(March 9, 1860 – October 8, 1905)
George W. Catt graduated in 1882 with a degree in civil engineering and went on to become a successful engineer in the field of hydraulic dredging.
George W. Catt was born in Davenport, IA, on March 9, 1860. As a student at Iowa Agricultural College (now Iowa State University), Ames, IA, he worked his way through college. In addition to his engineering studies, Catt studied commercial and contract law. He graduate in 1882 with a BS in civil engineering.
From 1882 to 1885, Catt helped design bridges as a contracting engineer for the King Bridge Company of Cleveland, OH, in their Des Moines, IA, office. In 1886, he became chief engineer at the San Francisco Bridge Company, where he designed and erected bridges for railroads and municipalities, including rebuilding most of the piers and waterfront structures destroyed in the Great Bakersfield Fire of 1889. In 1893, Catt formed his own company, the New York Dredging Company, where he designed and erected four large dredging plants and executed a large amount of river and harbor improvement works, primarily on the Pacific Coast. He also built the first modern drainage station for New Orleans and a seven-mile-long ship canal for Port Arthur Channel and Dock Company in Texas.
In 1899, the New York Dredging Company was incorporated with the Atlantic, Gulf and Pacific Company, of which Catt became president and chief engineer. Besides actively directing the operations of the company around the United States, he was a consulting engineer to the Puget Sound Bridge and Dredging Company, the San Francisco Bridge Company, and the British Columbia General Contract Company. In 1891, he received the contract for the improvement of the Manila harbor, which included rebuilding and extending the Spanish jetties, dredging a large anchorage-basin, constructing an additional breakwater, and building a rock bulkhead. During this time, Catt also built a large coaling station at Sangley Point, near Manila. One of the last important contracts he undertook was the reclamation of salt marshes contiguous to Cape May, New Jersey, to allow the extension of the town and district.
George Catt married Carrie Lane Chapman, a fellow Iowa State graduate and leader of the U.S. women's suffrage movement, in 1890. Catt supported his wife’s suffrage work both financially and personally, believing that his role in the marriage was to earn their living and hers was to reform society. They had no children.
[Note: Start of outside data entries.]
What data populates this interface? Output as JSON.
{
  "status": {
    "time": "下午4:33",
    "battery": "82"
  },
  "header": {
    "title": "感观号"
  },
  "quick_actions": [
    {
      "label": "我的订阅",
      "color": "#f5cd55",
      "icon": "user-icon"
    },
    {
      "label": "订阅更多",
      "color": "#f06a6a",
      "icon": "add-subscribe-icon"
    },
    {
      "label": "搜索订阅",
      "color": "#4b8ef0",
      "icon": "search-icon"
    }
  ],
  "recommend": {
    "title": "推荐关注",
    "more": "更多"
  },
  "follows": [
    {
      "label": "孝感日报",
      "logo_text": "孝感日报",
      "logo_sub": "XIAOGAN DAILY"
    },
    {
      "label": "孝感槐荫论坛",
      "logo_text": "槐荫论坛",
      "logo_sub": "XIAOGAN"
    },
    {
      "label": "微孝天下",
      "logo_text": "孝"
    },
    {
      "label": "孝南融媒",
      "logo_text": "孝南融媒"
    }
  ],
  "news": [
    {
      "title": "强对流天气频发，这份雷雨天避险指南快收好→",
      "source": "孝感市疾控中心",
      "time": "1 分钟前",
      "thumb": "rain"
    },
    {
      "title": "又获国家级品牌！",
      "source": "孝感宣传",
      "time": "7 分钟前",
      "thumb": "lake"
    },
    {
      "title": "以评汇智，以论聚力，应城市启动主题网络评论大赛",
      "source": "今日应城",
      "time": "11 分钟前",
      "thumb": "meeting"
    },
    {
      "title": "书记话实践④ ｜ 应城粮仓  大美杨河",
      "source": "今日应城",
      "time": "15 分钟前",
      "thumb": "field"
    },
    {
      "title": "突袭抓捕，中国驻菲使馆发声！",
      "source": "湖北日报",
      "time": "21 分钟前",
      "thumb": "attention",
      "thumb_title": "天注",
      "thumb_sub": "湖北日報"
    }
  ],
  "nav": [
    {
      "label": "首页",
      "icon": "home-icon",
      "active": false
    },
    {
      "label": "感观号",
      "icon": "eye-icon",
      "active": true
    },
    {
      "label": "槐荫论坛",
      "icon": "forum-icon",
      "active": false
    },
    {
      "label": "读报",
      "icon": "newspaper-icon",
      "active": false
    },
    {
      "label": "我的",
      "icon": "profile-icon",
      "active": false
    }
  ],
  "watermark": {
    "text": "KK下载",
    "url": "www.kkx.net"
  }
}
In 1903, Catt was elected president of the Iowa State Alumni Association, a position he held at the time of his death. He was a member of the American Society of Civil Engineers, American Society of Mechanical Engineers, American Academy of Political and Social Science, Institution of Civil Engineers, and Franklin Institute of Philadelphia. He was a founding member of the Northwest Society of Engineers in Seattle, WA.
Catt died on October 8, 1905, after a sudden illness. In his will, he gifted Iowa State with his 800-volume engineering library. He also stipulated that half of his estate be given to Iowa State at the death of Mrs. Catt (a gift estimated at $73,000) to support scholarships in his name. To ensure that this request could be fulfilled, in 1922 Mrs. Catt gave Iowa State $100,000 in bonds with an agreement to receive the income from the bonds until her death. In 1942, she gave an additional gift of corporation stocks worth $22,521, and at her death bequeathed her estate worth $117,116 to Iowa State to supplement the scholarship fund. The scholarships are still awarded to Iowa State undergraduate students across the university.
George Catt Papers, RS 21/7/4, Special Collections, Iowa State University Library, Ames, Iowa.
“George William Catt.” 1905. Engineering News 54(15):384-85, October 12.
Gilkey, Herbert J. 1968. Anson Marston: Iowa State University’s First Dean of Engineering. Ames: Iowa State University.
Institution of Civil Engineers. 2017. http://iagenweb.org/boards/story/obituaries/index.cgi?read=372067:
“To Aid Young Men.” 1905. Story County Watchman, November 3.